Mexico City, Mexico — The Senate of the Republic of Mexico unanimously approved a reform to the Migration and Refugee Law, Complementary Protection and Political Asylum, which prohibits migrant minors from being housed in the stations and facilities of the National Institute of Migration.
The reform, which was endorsed by 70 votes in the Chamber of Deputies, extends protective mechanisms for migrant children who travel through the country.
The reform includes in the administrative migration procedure, the definition of the stay of migrant girls, boys and adolescents in the Social Assistance Centers. It also prohibits their lodging in the migratory stations and mandates to register all minors as visitors for humanitarian reasons.
In addition, legal scaffolding is created to ensure protection and respect for the rights of migrant children and adolescents during their stay, transit and eventual repatriation.
Senator Layda Sansores San Román, president of the Committee on Migration Issues, said that since 1999 more than 99,350 migrant children have been detained, so the purpose of these amendments is to prohibit the detention of minors in migrant prisons.

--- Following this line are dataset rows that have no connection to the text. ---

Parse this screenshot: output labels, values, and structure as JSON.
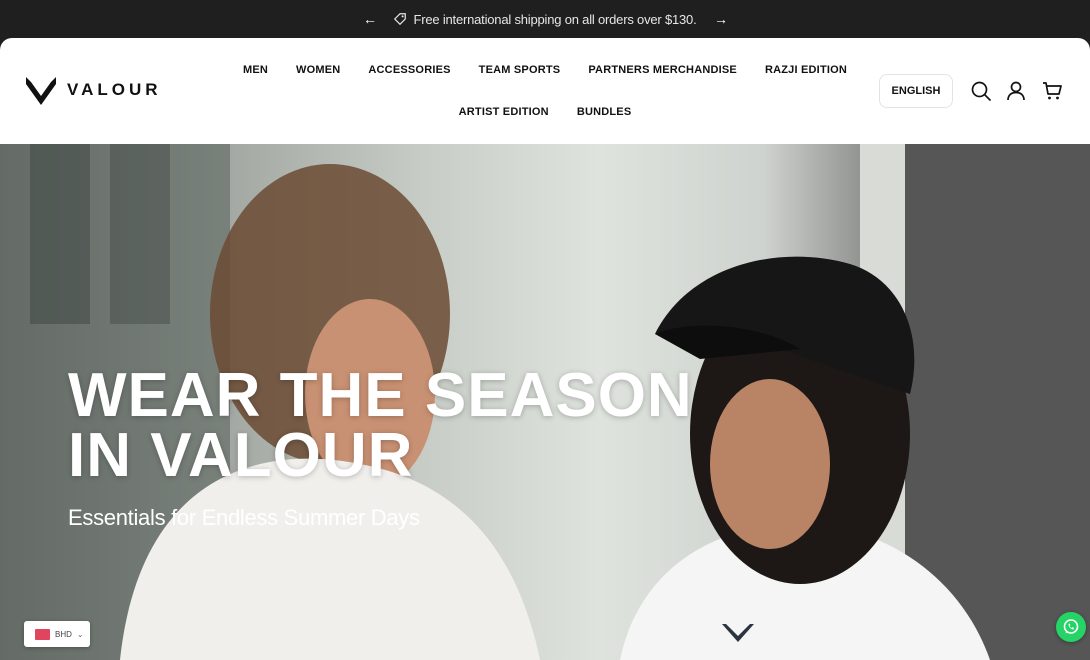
{
  "announcement": {
    "prev_icon": "arrow-left-icon",
    "next_icon": "arrow-right-icon",
    "icon": "shipping-tag-icon",
    "text": "Free international shipping on all orders over $130."
  },
  "header": {
    "logo_text": "VALOUR",
    "nav": [
      "MEN",
      "WOMEN",
      "ACCESSORIES",
      "TEAM SPORTS",
      "PARTNERS MERCHANDISE",
      "RAZJI EDITION",
      "ARTIST EDITION",
      "BUNDLES"
    ],
    "language": "ENGLISH",
    "icons": [
      "search-icon",
      "account-icon",
      "cart-icon"
    ]
  },
  "hero": {
    "title_line1": "WEAR THE SEASON",
    "title_line2": "IN VALOUR",
    "subtitle": "Essentials for Endless Summer Days"
  },
  "currency": {
    "code": "BHD",
    "flag_color": "#e0445e"
  },
  "colors": {
    "announcement_bg": "#1f1f1f",
    "whatsapp": "#25d366"
  }
}
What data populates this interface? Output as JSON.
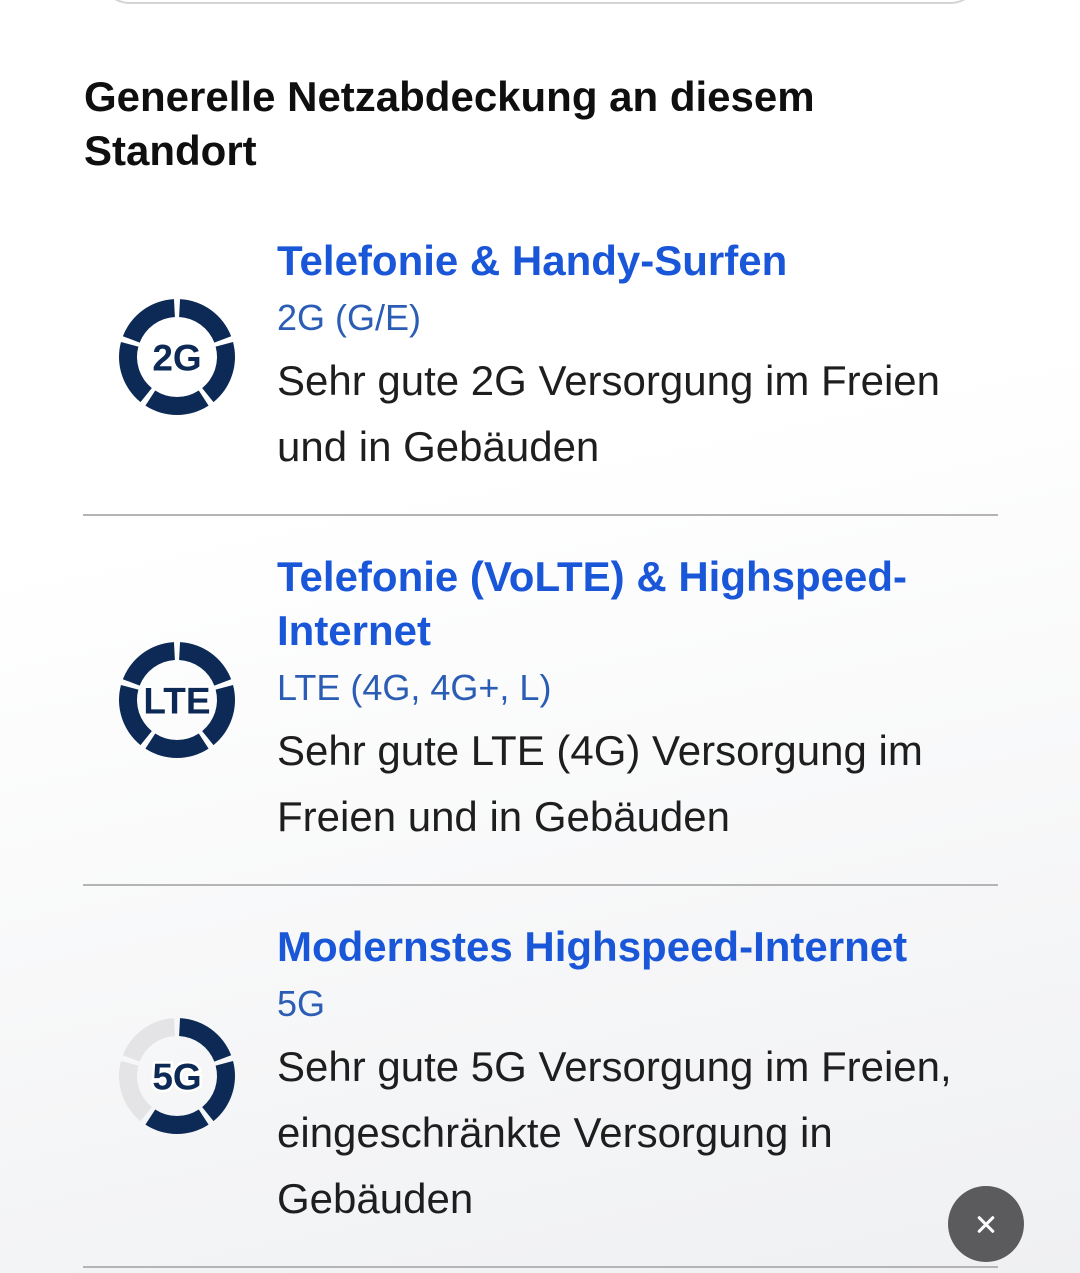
{
  "heading": "Generelle Netzabdeckung an diesem Standort",
  "colors": {
    "navy": "#0c2a55",
    "title_blue": "#1a56d8",
    "subtitle_blue": "#2c5db5",
    "text": "#1e1e1e",
    "divider": "#b4b4b4",
    "segment_empty": "#e4e4e6",
    "close_bg": "#5b5b5d"
  },
  "coverage": [
    {
      "icon": "signal-ring-icon",
      "icon_label": "2G",
      "title": "Telefonie & Handy-Surfen",
      "technology": "2G (G/E)",
      "description": "Sehr gute 2G Versorgung im Freien und in Gebäuden",
      "signal": {
        "level": 5,
        "max": 5
      }
    },
    {
      "icon": "signal-ring-icon",
      "icon_label": "LTE",
      "title": "Telefonie (VoLTE) & Highspeed-Internet",
      "technology": "LTE (4G, 4G+, L)",
      "description": "Sehr gute LTE (4G) Versorgung im Freien und in Gebäuden",
      "signal": {
        "level": 5,
        "max": 5
      }
    },
    {
      "icon": "signal-ring-icon",
      "icon_label": "5G",
      "title": "Modernstes Highspeed-Internet",
      "technology": "5G",
      "description": "Sehr gute 5G Versorgung im Freien, eingeschränkte Versorgung in Gebäuden",
      "signal": {
        "level": 3,
        "max": 5
      }
    }
  ],
  "close_button": {
    "icon": "close-icon"
  }
}
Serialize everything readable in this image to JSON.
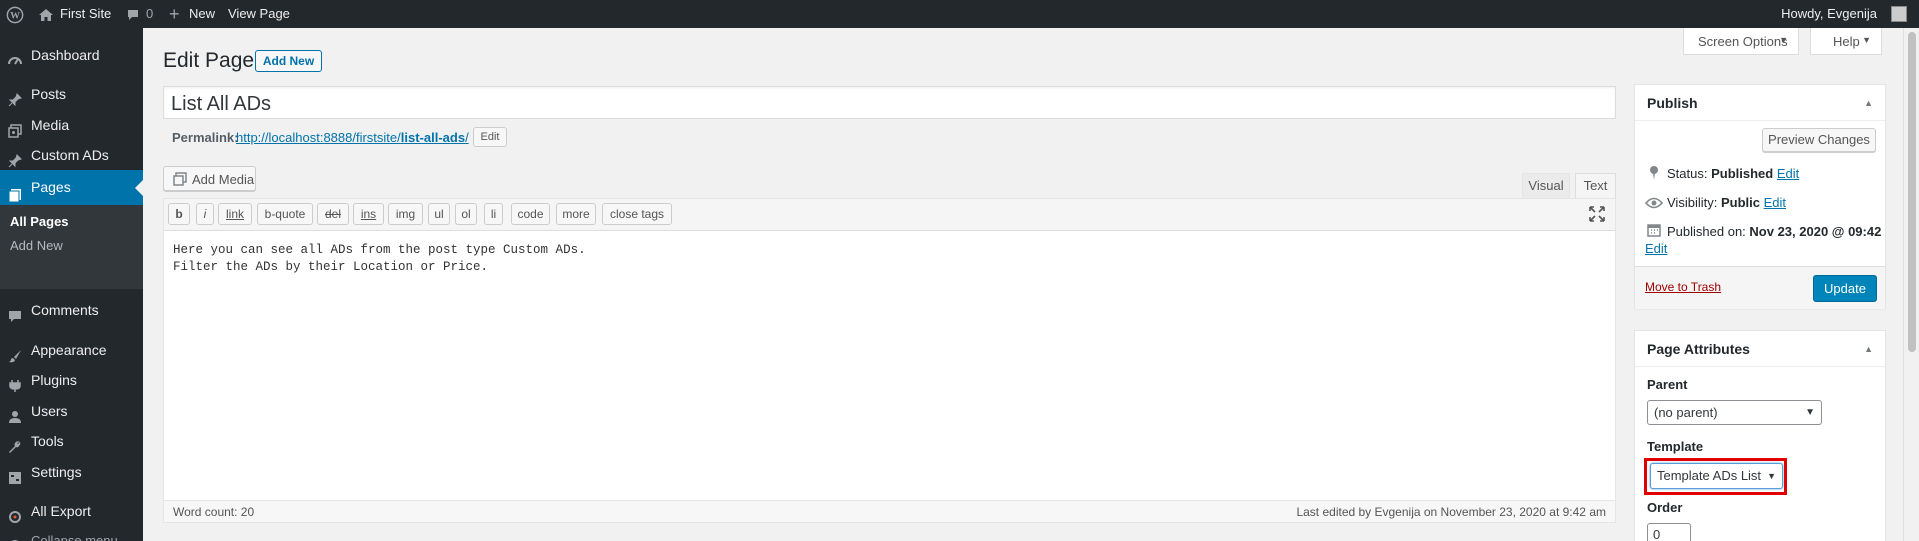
{
  "adminbar": {
    "site_name": "First Site",
    "comments_count": "0",
    "new_label": "New",
    "view_page": "View Page",
    "howdy": "Howdy, Evgenija"
  },
  "sidebar": {
    "items": [
      {
        "label": "Dashboard",
        "icon": "dashboard-icon"
      },
      {
        "label": "Posts",
        "icon": "pin-icon"
      },
      {
        "label": "Media",
        "icon": "media-icon"
      },
      {
        "label": "Custom ADs",
        "icon": "pin-icon"
      },
      {
        "label": "Pages",
        "icon": "page-icon"
      },
      {
        "label": "Comments",
        "icon": "comment-icon"
      },
      {
        "label": "Appearance",
        "icon": "brush-icon"
      },
      {
        "label": "Plugins",
        "icon": "plug-icon"
      },
      {
        "label": "Users",
        "icon": "user-icon"
      },
      {
        "label": "Tools",
        "icon": "wrench-icon"
      },
      {
        "label": "Settings",
        "icon": "settings-icon"
      },
      {
        "label": "All Export",
        "icon": "export-icon"
      },
      {
        "label": "Collapse menu",
        "icon": "collapse-icon"
      }
    ],
    "submenu": [
      "All Pages",
      "Add New"
    ]
  },
  "screen_options": "Screen Options",
  "help": "Help",
  "heading": "Edit Page",
  "add_new": "Add New",
  "post_title": "List All ADs",
  "permalink": {
    "label": "Permalink:",
    "url_base": "http://localhost:8888/firstsite/",
    "url_slug": "list-all-ads",
    "url_end": "/",
    "edit": "Edit"
  },
  "add_media": "Add Media",
  "editor_tabs": [
    "Visual",
    "Text"
  ],
  "quicktags": [
    "b",
    "i",
    "link",
    "b-quote",
    "del",
    "ins",
    "img",
    "ul",
    "ol",
    "li",
    "code",
    "more",
    "close tags"
  ],
  "content_lines": [
    "Here you can see all ADs from the post type Custom ADs.",
    "Filter the ADs by their Location or Price."
  ],
  "word_count": "Word count: 20",
  "last_edited": "Last edited by Evgenija on November 23, 2020 at 9:42 am",
  "publish": {
    "title": "Publish",
    "preview": "Preview Changes",
    "status_label": "Status:",
    "status_value": "Published",
    "visibility_label": "Visibility:",
    "visibility_value": "Public",
    "published_label": "Published on:",
    "published_value": "Nov 23, 2020 @ 09:42",
    "edit": "Edit",
    "trash": "Move to Trash",
    "update": "Update"
  },
  "attributes": {
    "title": "Page Attributes",
    "parent_label": "Parent",
    "parent_value": "(no parent)",
    "template_label": "Template",
    "template_value": "Template ADs List",
    "order_label": "Order",
    "order_value": "0"
  },
  "colors": {
    "admin_dark": "#23282d",
    "accent": "#0073aa",
    "highlight": "#e00000",
    "trash": "#a00000"
  }
}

For the legislator of the Labor Party, this approval at least gives, “Motive to Mr. Trump, because while he builds walls, today we have decided to break the walls of prisons in which so many migrant children are unfairly kept.”